Additionally, speaking to the Australian Broadcasting Corporation (ABC), Mr Byres said he wants to ensure Australia’s largest banks are taking the risks of climate change seriously.
The climate is changing, government policies around the world are changing, that’s impacting economies and industries that are changing, investor expectations are changing, and in some cases all of that change is happening quite quickly.
How will ASX bank shares respond?
Motley Fool Australia approached the largest of the ASX banks by market capitalisation for comment on APRA’s climate change guidance. A spokesperson for ANZ said, “ANZ welcomes further guidance from APRA and is reviewing the document.”
A Commonwealth Bank spokesperson said:
We are aware of, and are currently reviewing, APRA’s draft guidance on managing the financial risks of climate change that was released last week. We continue to work closely with APRA and the broader industry as we strive to limit climate change in line with the goals of the Paris Agreement and support the global transition to net zero emissions by 2050.
The spokesperson added that Commonwealth Bank has been disclosing how it is managing climate-related risks since 2018.
A spokesperson for National Australia Bank, when asked for comment, redirected Motley Fool Australia to comments made by its chief risk officer, Shaun Dooley, to the Australian House of Representatives Committee on Economics.
In his comments to Parliament, Mr Dooley said the bank was working closely with APRA to understand, and get ahead of, the financial risks of climate change.
Westpac and Macquarie Group Ltd (ASX: MQG) did not respond when asked for comment.
Where to invest $1,000 right now
When investing expert Scott Phillips has a stock tip, it can pay to listen. After all, the flagship Motley Fool Share Advisor newsletter he has run for more than eight years has provided thousands of paying members with stock picks that have doubled, tripled or even more.*
Scott just revealed what he believes are the five best ASX stocks for investors to buy right now. These stocks are trading at dirt-cheap prices and Scott thinks they are great buys right now.
*Returns as of February 15th 2021
- Is the Commonwealth Bank (ASX:CBA) share price a buy at $90?
- Westpac (ASX:WBC) share price higher despite $282 million profit hit
- CommBank (ASX:CBA) share price hits new 52-week high
- 2 ASX dividend shares with very generous yields
- Is the CBA (ASX:CBA) share price a buy for a recovery of dividends?
Motley Fool contributor Marc Sidarous has no position in any of the stocks mentioned. The Motley Fool Australia owns shares of and has recommended Macquarie Group Limited. The Motley Fool has a disclosure policy. This article contains general investment advice only (under AFSL 400691). Authorised by Bruce Jackson.

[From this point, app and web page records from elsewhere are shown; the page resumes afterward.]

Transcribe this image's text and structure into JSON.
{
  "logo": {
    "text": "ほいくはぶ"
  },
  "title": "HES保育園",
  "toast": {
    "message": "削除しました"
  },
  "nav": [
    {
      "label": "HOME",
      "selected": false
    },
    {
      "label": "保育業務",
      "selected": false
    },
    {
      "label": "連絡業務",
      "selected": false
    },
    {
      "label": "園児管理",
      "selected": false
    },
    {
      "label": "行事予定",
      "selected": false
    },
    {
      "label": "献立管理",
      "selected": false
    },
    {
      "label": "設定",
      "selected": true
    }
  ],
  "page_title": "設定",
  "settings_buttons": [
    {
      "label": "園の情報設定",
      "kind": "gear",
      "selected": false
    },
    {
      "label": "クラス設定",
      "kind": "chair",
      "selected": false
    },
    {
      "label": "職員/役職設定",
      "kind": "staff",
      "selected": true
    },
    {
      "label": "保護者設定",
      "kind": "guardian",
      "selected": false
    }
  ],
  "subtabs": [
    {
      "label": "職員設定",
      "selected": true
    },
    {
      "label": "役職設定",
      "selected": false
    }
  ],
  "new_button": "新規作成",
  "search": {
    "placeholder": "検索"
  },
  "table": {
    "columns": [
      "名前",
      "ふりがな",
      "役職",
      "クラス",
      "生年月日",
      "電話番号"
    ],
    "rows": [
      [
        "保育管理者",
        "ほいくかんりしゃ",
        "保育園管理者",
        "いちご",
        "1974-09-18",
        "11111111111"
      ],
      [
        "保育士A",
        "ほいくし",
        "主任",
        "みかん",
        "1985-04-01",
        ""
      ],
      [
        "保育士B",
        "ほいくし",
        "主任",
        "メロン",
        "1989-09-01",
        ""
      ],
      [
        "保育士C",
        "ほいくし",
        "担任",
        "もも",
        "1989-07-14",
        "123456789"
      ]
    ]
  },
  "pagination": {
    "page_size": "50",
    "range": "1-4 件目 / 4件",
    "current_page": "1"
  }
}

The post What could APRA’s climate guidance mean for ASX bank shares? appeared first on The Motley Fool Australia.